* **THE DATA**
------------------------

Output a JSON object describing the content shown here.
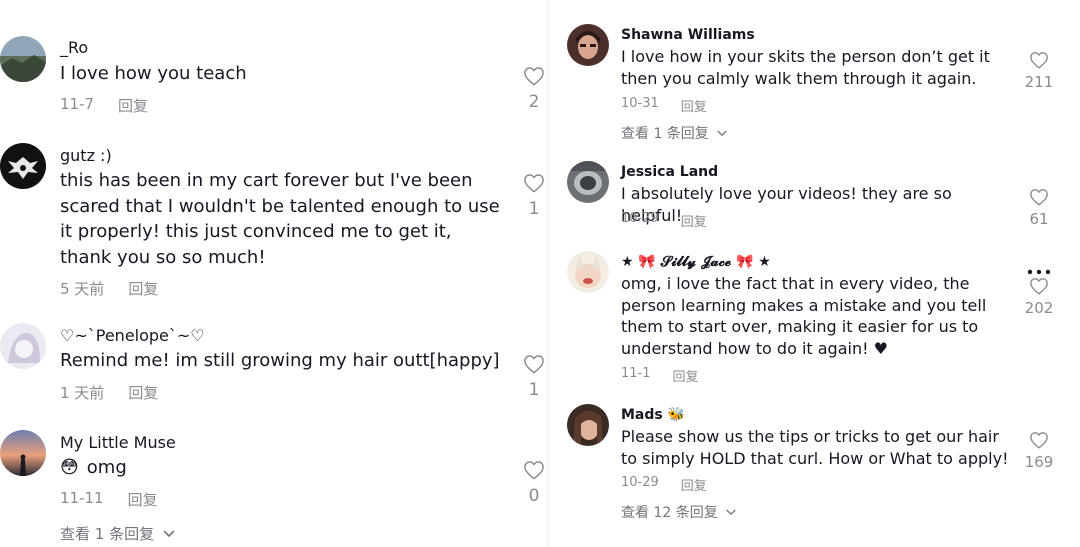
{
  "left": [
    {
      "username": "_Ro",
      "text": "I love how you teach",
      "date": "11-7",
      "reply": "回复",
      "likes": "2"
    },
    {
      "username": "gutz :)",
      "text": "this has been in my cart forever but I've been scared that I wouldn't be talented enough to use it properly! this just convinced me to get it, thank you so so much!",
      "date": "5 天前",
      "reply": "回复",
      "likes": "1"
    },
    {
      "username": "♡~`Penelope`~♡",
      "text": "Remind me! im still growing my hair outt[happy]",
      "date": "1 天前",
      "reply": "回复",
      "likes": "1"
    },
    {
      "username": "My Little Muse",
      "emoji": "😳",
      "text": "omg",
      "date": "11-11",
      "reply": "回复",
      "likes": "0",
      "more_replies": "查看 1 条回复"
    }
  ],
  "right": [
    {
      "username": "Shawna Williams",
      "text": "I love how in your skits the person don’t get it then you calmly walk them through it again.",
      "date": "10-31",
      "reply": "回复",
      "likes": "211",
      "more_replies": "查看 1 条回复"
    },
    {
      "username": "Jessica Land",
      "text": "I absolutely love your videos! they are so helpful!",
      "date": "10-29",
      "reply": "回复",
      "likes": "61"
    },
    {
      "username": "★ 🎀 𝓢𝓲𝓵𝓵𝔂 𝓙𝓪𝓬𝓮 🎀 ★",
      "text": "omg, i love the fact that in every video, the person learning makes a mistake and you tell them to start over, making it easier for us to understand how to do it again! ♥",
      "date": "11-1",
      "reply": "回复",
      "likes": "202"
    },
    {
      "username": "Mads 🐝",
      "text": "Please show us the tips or tricks to get our hair to simply HOLD that curl. How or What to apply!",
      "date": "10-29",
      "reply": "回复",
      "likes": "169",
      "more_replies": "查看 12 条回复"
    }
  ],
  "icons": {
    "like": "heart-outline-icon",
    "expand": "chevron-down-icon",
    "more": "more-dots-icon"
  },
  "colors": {
    "text": "#161823",
    "secondary": "#8a8b91",
    "divider": "#f1f1f2"
  }
}
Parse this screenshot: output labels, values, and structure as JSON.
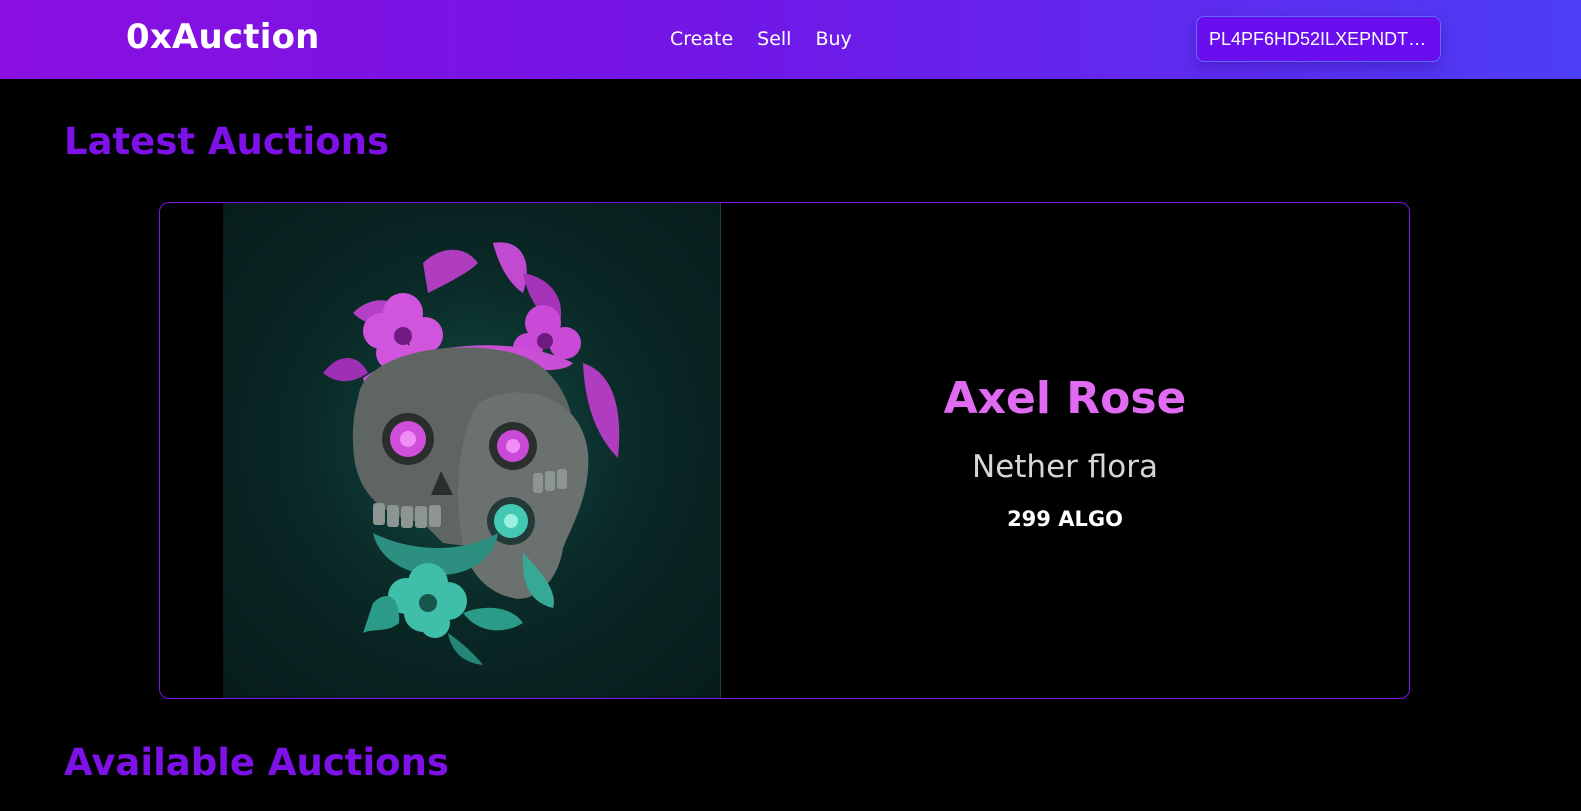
{
  "header": {
    "brand": "0xAuction",
    "nav": [
      {
        "label": "Create"
      },
      {
        "label": "Sell"
      },
      {
        "label": "Buy"
      }
    ],
    "wallet_address": "PL4PF6HD52ILXEPNDTT..."
  },
  "sections": {
    "latest_title": "Latest Auctions",
    "available_title": "Available Auctions"
  },
  "featured": {
    "name": "Axel Rose",
    "collection": "Nether flora",
    "price": "299 ALGO",
    "image_icon": "skull-flowers-artwork"
  },
  "colors": {
    "accent": "#7d11e8",
    "nft_name": "#e06bf2",
    "header_gradient_start": "#8a0fe0",
    "header_gradient_end": "#4c3ef5",
    "background": "#000000"
  }
}
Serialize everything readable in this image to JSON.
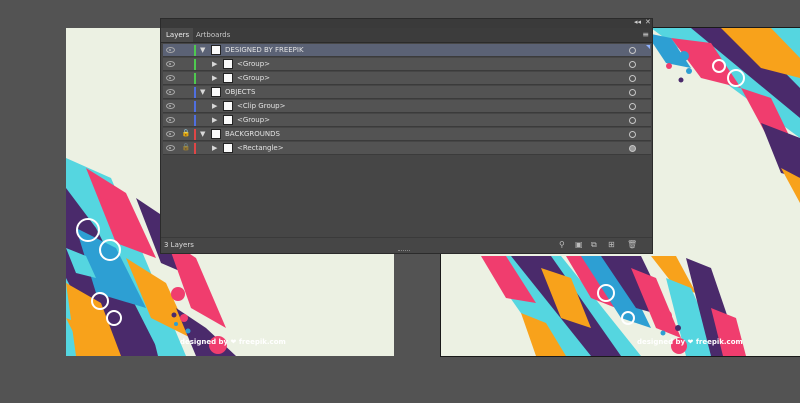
{
  "panel": {
    "controls": {
      "collapse": "◂◂",
      "close": "✕"
    },
    "tabs": [
      {
        "label": "Layers",
        "active": true
      },
      {
        "label": "Artboards",
        "active": false
      }
    ],
    "menu_icon": "panel-menu-icon",
    "layers": [
      {
        "label": "DESIGNED BY FREEPIK",
        "level": 0,
        "expanded": true,
        "color": "#4fc94f",
        "locked": false,
        "selected": true
      },
      {
        "label": "<Group>",
        "level": 1,
        "expanded": false,
        "color": "#4fc94f",
        "locked": false
      },
      {
        "label": "<Group>",
        "level": 1,
        "expanded": false,
        "color": "#4fc94f",
        "locked": false
      },
      {
        "label": "OBJECTS",
        "level": 0,
        "expanded": true,
        "color": "#4f6fe0",
        "locked": false
      },
      {
        "label": "<Clip Group>",
        "level": 1,
        "expanded": false,
        "color": "#4f6fe0",
        "locked": false
      },
      {
        "label": "<Group>",
        "level": 1,
        "expanded": false,
        "color": "#4f6fe0",
        "locked": false
      },
      {
        "label": "BACKGROUNDS",
        "level": 0,
        "expanded": true,
        "color": "#e04646",
        "locked": true
      },
      {
        "label": "<Rectangle>",
        "level": 1,
        "expanded": false,
        "color": "#e04646",
        "locked": true
      }
    ],
    "footer": {
      "count": "3 Layers",
      "icons": [
        "locate-object-icon",
        "make-clipping-mask-icon",
        "create-sublayer-icon",
        "new-layer-icon",
        "delete-icon"
      ]
    }
  },
  "artboards": {
    "left_credit": "designed by ❤ freepik.com",
    "right_credit": "designed by ❤ freepik.com"
  },
  "colors": {
    "workspace": "#535353",
    "artboard": "#ecf1e3",
    "cyan": "#55d6e0",
    "blue": "#2d9fd3",
    "purple": "#4a2a6b",
    "pink": "#f03d6e",
    "orange": "#f8a21b"
  }
}
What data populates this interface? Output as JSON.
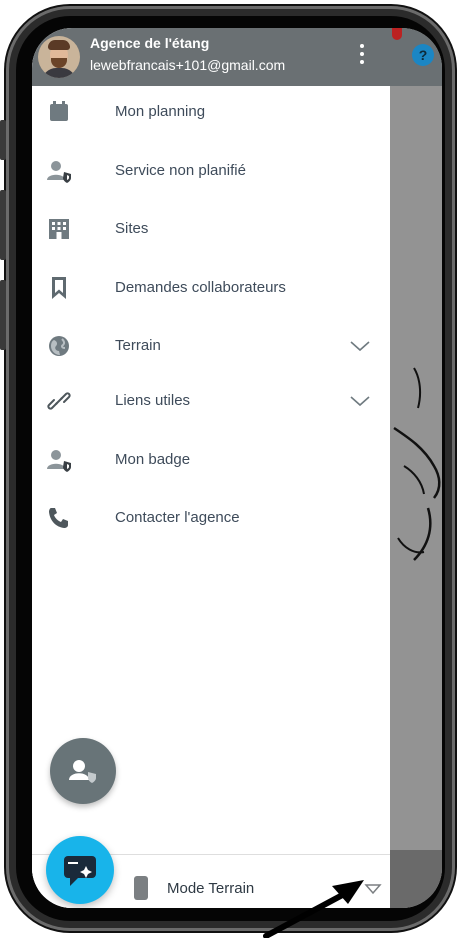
{
  "user": {
    "agency_name": "Agence de l'étang",
    "email": "lewebfrancais+101@gmail.com"
  },
  "menu": [
    {
      "label": "Mon planning",
      "icon": "calendar-icon"
    },
    {
      "label": "Service non planifié",
      "icon": "person-shield-icon"
    },
    {
      "label": "Sites",
      "icon": "building-icon"
    },
    {
      "label": "Demandes collaborateurs",
      "icon": "bookmark-icon"
    },
    {
      "label": "Terrain",
      "icon": "globe-icon",
      "expandable": true
    },
    {
      "label": "Liens utiles",
      "icon": "link-icon",
      "expandable": true
    },
    {
      "label": "Mon badge",
      "icon": "person-shield-icon"
    },
    {
      "label": "Contacter l'agence",
      "icon": "phone-icon"
    }
  ],
  "bottom_bar": {
    "mode_label": "Mode Terrain"
  },
  "colors": {
    "header": "#6a7073",
    "accent": "#18b4ea",
    "menu_text": "#3e4b5a",
    "icon": "#6f7a80"
  }
}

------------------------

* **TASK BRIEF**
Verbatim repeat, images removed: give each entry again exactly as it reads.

* **EXERCISE RESPONSE**
Output a JSON object describing the content shown here.
{
  "left": [
    {
      "username": "_Ro",
      "text": "I love how you teach",
      "date": "11-7",
      "reply": "回复",
      "likes": "2"
    },
    {
      "username": "gutz :)",
      "text": "this has been in my cart forever but I've been scared that I wouldn't be talented enough to use it properly! this just convinced me to get it, thank you so so much!",
      "date": "5 天前",
      "reply": "回复",
      "likes": "1"
    },
    {
      "username": "♡~`Penelope`~♡",
      "text": "Remind me! im still growing my hair outt[happy]",
      "date": "1 天前",
      "reply": "回复",
      "likes": "1"
    },
    {
      "username": "My Little Muse",
      "emoji": "😳",
      "text": "omg",
      "date": "11-11",
      "reply": "回复",
      "likes": "0",
      "more_replies": "查看 1 条回复"
    }
  ],
  "right": [
    {
      "username": "Shawna Williams",
      "text": "I love how in your skits the person don’t get it then you calmly walk them through it again.",
      "date": "10-31",
      "reply": "回复",
      "likes": "211",
      "more_replies": "查看 1 条回复"
    },
    {
      "username": "Jessica Land",
      "text": "I absolutely love your videos! they are so helpful!",
      "date": "10-29",
      "reply": "回复",
      "likes": "61"
    },
    {
      "username": "★ 🎀 𝓢𝓲𝓵𝓵𝔂 𝓙𝓪𝓬𝓮 🎀 ★",
      "text": "omg, i love the fact that in every video, the person learning makes a mistake and you tell them to start over, making it easier for us to understand how to do it again! ♥",
      "date": "11-1",
      "reply": "回复",
      "likes": "202"
    },
    {
      "username": "Mads 🐝",
      "text": "Please show us the tips or tricks to get our hair to simply HOLD that curl. How or What to apply!",
      "date": "10-29",
      "reply": "回复",
      "likes": "169",
      "more_replies": "查看 12 条回复"
    }
  ],
  "icons": {
    "like": "heart-outline-icon",
    "expand": "chevron-down-icon",
    "more": "more-dots-icon"
  },
  "colors": {
    "text": "#161823",
    "secondary": "#8a8b91",
    "divider": "#f1f1f2"
  }
}
Parse this screenshot: output labels, values, and structure as JSON.
{
  "header": {
    "brand": "0xAuction",
    "nav": [
      {
        "label": "Create"
      },
      {
        "label": "Sell"
      },
      {
        "label": "Buy"
      }
    ],
    "wallet_address": "PL4PF6HD52ILXEPNDTT..."
  },
  "sections": {
    "latest_title": "Latest Auctions",
    "available_title": "Available Auctions"
  },
  "featured": {
    "name": "Axel Rose",
    "collection": "Nether flora",
    "price": "299 ALGO",
    "image_icon": "skull-flowers-artwork"
  },
  "colors": {
    "accent": "#7d11e8",
    "nft_name": "#e06bf2",
    "header_gradient_start": "#8a0fe0",
    "header_gradient_end": "#4c3ef5",
    "background": "#000000"
  }
}
Serialize everything readable in this image to JSON.
{
  "panel": {
    "controls": {
      "collapse": "◂◂",
      "close": "✕"
    },
    "tabs": [
      {
        "label": "Layers",
        "active": true
      },
      {
        "label": "Artboards",
        "active": false
      }
    ],
    "menu_icon": "panel-menu-icon",
    "layers": [
      {
        "label": "DESIGNED BY FREEPIK",
        "level": 0,
        "expanded": true,
        "color": "#4fc94f",
        "locked": false,
        "selected": true
      },
      {
        "label": "<Group>",
        "level": 1,
        "expanded": false,
        "color": "#4fc94f",
        "locked": false
      },
      {
        "label": "<Group>",
        "level": 1,
        "expanded": false,
        "color": "#4fc94f",
        "locked": false
      },
      {
        "label": "OBJECTS",
        "level": 0,
        "expanded": true,
        "color": "#4f6fe0",
        "locked": false
      },
      {
        "label": "<Clip Group>",
        "level": 1,
        "expanded": false,
        "color": "#4f6fe0",
        "locked": false
      },
      {
        "label": "<Group>",
        "level": 1,
        "expanded": false,
        "color": "#4f6fe0",
        "locked": false
      },
      {
        "label": "BACKGROUNDS",
        "level": 0,
        "expanded": true,
        "color": "#e04646",
        "locked": true
      },
      {
        "label": "<Rectangle>",
        "level": 1,
        "expanded": false,
        "color": "#e04646",
        "locked": true
      }
    ],
    "footer": {
      "count": "3 Layers",
      "icons": [
        "locate-object-icon",
        "make-clipping-mask-icon",
        "create-sublayer-icon",
        "new-layer-icon",
        "delete-icon"
      ]
    }
  },
  "artboards": {
    "left_credit": "designed by ❤ freepik.com",
    "right_credit": "designed by ❤ freepik.com"
  },
  "colors": {
    "workspace": "#535353",
    "artboard": "#ecf1e3",
    "cyan": "#55d6e0",
    "blue": "#2d9fd3",
    "purple": "#4a2a6b",
    "pink": "#f03d6e",
    "orange": "#f8a21b"
  }
}
What data populates this interface? Output as JSON.
{
  "user": {
    "agency_name": "Agence de l'étang",
    "email": "lewebfrancais+101@gmail.com"
  },
  "menu": [
    {
      "label": "Mon planning",
      "icon": "calendar-icon"
    },
    {
      "label": "Service non planifié",
      "icon": "person-shield-icon"
    },
    {
      "label": "Sites",
      "icon": "building-icon"
    },
    {
      "label": "Demandes collaborateurs",
      "icon": "bookmark-icon"
    },
    {
      "label": "Terrain",
      "icon": "globe-icon",
      "expandable": true
    },
    {
      "label": "Liens utiles",
      "icon": "link-icon",
      "expandable": true
    },
    {
      "label": "Mon badge",
      "icon": "person-shield-icon"
    },
    {
      "label": "Contacter l'agence",
      "icon": "phone-icon"
    }
  ],
  "bottom_bar": {
    "mode_label": "Mode Terrain"
  },
  "colors": {
    "header": "#6a7073",
    "accent": "#18b4ea",
    "menu_text": "#3e4b5a",
    "icon": "#6f7a80"
  }
}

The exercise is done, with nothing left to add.